──────── Source information ────────
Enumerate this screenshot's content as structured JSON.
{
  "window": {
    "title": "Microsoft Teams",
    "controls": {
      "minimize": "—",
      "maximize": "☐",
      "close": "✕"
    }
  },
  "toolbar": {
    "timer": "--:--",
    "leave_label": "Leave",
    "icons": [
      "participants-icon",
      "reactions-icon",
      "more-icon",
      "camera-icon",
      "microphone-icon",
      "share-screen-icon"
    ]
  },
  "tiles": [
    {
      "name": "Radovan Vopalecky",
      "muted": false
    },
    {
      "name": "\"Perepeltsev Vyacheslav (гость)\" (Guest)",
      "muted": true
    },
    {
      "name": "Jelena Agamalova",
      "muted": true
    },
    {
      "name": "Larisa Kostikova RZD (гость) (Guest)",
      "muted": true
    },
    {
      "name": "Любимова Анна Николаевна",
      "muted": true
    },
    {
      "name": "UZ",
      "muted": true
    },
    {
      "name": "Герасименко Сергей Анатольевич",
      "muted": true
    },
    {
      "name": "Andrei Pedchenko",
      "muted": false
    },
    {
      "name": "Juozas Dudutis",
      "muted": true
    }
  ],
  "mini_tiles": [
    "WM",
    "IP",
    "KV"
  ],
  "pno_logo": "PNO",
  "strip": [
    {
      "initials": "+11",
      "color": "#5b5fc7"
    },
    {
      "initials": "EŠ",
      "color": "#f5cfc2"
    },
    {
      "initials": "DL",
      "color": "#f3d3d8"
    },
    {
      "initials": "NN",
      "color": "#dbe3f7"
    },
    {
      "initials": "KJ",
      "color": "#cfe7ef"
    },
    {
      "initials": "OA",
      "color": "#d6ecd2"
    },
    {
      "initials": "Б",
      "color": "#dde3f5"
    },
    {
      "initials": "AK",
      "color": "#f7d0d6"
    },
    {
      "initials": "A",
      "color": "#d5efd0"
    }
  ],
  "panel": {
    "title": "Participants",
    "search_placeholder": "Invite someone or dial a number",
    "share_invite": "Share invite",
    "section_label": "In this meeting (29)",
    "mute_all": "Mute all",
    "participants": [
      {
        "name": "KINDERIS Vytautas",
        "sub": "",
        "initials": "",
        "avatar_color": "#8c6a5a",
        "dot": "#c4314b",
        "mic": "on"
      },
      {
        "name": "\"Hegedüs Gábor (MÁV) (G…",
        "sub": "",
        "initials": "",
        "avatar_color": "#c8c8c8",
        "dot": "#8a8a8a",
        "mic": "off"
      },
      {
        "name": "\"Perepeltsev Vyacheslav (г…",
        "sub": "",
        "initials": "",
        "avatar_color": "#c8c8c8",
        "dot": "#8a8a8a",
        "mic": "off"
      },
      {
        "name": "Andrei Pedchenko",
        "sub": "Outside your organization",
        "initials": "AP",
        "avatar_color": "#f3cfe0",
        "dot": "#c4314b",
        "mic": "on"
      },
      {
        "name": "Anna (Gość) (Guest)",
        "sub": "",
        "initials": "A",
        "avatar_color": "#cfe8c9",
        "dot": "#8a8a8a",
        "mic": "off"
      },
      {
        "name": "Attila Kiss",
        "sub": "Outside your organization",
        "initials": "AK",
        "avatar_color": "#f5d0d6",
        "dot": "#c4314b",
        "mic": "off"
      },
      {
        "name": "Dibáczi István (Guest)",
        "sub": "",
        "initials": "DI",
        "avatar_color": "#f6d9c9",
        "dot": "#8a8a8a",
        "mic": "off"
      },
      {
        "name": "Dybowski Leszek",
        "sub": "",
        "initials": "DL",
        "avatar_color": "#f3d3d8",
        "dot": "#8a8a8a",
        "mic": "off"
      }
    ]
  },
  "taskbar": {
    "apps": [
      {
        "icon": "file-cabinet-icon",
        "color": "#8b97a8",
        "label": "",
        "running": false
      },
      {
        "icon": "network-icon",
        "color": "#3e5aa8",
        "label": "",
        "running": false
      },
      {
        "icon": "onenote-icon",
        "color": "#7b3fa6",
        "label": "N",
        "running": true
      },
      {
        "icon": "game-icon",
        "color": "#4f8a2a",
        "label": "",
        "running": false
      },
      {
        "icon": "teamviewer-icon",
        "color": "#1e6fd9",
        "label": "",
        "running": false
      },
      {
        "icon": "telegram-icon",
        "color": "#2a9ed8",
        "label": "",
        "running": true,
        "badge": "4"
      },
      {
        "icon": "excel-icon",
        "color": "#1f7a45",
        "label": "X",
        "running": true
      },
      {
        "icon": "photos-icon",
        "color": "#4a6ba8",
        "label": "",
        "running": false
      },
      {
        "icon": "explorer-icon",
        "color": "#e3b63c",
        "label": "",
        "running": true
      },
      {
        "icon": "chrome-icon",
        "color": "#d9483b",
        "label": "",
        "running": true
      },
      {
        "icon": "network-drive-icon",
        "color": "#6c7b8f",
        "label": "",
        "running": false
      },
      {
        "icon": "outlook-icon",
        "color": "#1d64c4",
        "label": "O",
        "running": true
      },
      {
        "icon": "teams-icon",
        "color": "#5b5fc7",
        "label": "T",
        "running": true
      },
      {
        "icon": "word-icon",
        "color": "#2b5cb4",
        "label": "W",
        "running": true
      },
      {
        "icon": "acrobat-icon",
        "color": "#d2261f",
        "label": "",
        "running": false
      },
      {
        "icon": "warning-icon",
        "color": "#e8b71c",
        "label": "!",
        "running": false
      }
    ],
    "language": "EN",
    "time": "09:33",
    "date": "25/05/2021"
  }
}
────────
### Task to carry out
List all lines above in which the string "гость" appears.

### Solution to this task
      "name": "\"Perepeltsev Vyacheslav (гость)\" (Guest)",
      "name": "Larisa Kostikova RZD (гость) (Guest)",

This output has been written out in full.